Hong Kong on track with China’s bond connect plan, HKMA says
Hong Kong is in preliminary talks with mainland authorities in a potential bond market connect scheme to deepen the link between the two sides after the launch of the Shenzhen-Hong Kong stock connect plan, the city’s de facto central bank chief said on Tuesday.
“We had some general discussions with mainland authorities about the bond connect scheme,” said Norman Chan Tak-lam, chief executive of the Hong Kong Monetary Authority, during a visit to the Chinese capital.
Chan arrived in Beijing on Sunday, leading a Hong Kong Association of Banks delegation in their annual visit to meet the People’s Bank of China, the mainland’s banking and foreign exchange regulators.
Chan said the talks with the mainland’s authorities were preliminary as no time frame and exact details have been decided, but he said Hong Kong can play a role in connecting foreign investors with the mainland’s bond market.
“The bond market is very big in China, and there is increasing interest from foreign investors,” Chan said. “We are in talks with the mainland to make it easier for foreign investors to get access to the market.”

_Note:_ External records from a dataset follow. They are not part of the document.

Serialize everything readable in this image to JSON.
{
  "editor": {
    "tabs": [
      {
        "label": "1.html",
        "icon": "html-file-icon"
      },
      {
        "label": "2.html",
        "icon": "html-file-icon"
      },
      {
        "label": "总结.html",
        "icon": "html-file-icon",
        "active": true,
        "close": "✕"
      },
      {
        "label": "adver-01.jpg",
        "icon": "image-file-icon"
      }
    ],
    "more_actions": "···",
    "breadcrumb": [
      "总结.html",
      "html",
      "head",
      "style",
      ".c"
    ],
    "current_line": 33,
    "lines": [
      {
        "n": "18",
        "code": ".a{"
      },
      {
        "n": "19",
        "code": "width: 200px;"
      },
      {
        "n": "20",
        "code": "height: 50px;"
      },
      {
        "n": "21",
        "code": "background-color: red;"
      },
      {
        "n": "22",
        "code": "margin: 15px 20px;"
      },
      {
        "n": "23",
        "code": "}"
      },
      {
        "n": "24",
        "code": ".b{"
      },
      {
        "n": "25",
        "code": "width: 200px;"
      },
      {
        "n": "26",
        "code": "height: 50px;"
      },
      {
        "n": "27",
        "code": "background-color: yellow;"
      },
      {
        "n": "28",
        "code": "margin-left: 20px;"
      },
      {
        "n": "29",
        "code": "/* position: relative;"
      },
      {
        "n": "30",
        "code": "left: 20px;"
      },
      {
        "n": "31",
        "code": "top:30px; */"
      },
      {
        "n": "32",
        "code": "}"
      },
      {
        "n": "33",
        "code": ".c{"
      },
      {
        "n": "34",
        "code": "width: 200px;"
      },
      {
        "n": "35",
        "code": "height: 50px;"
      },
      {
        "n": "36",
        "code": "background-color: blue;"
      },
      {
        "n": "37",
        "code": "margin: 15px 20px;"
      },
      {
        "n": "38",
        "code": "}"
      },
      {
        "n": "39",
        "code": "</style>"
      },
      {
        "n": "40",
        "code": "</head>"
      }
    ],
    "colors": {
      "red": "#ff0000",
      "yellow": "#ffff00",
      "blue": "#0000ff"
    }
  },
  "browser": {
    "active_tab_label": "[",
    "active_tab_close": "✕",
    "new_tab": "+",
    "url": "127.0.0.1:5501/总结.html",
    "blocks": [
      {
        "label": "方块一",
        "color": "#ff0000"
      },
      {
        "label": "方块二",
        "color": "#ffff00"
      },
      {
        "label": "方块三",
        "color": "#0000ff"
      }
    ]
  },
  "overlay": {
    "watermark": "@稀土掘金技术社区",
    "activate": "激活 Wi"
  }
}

The stock markets between Hong Kong and China have been closely connected after the launch of the Shenzhen-Hong Kong stock connect scheme earlier this month, as well as the Shanghai-Hong Kong connect earlier, he said.
Separately, in a Tuesday meeting with vice premier Ma Kai, Chan said the top official reassured Hong Kong’s status as an international financial centre and offshore renminbi business hub.
Chan cited Ma as saying that the mainland remains committed to internationalising its currency gradually, but there will be challenges during the process. Ma also said that the mainland will not depreciate its currency to spur exports, according to Chan.
During the visit, the HKMA also signed a memorandum of understanding with The Export-Import Bank of China and China Development Bank, the mainland’s two policy banks, to establish strategic co-operation via the Infrastructure Financing Facilitation Office, established in July to develop the city as a fundraising centre for infrastructure projects under Beijing’s “One Belt, One Road” initiative.
Regarding Hong Kong’s application to be a member of the mainland-led Asian Infrastructure Investment Bank (AIIB), Chan said the bank is going through an internal process and will make an announcement when it’s completed.
“Hong Kong has a lot to offer in terms of our treasury market function and bond financing function,” he said, without giving a time frame, after meeting with the bank’s president Jin Liqun in Beijing.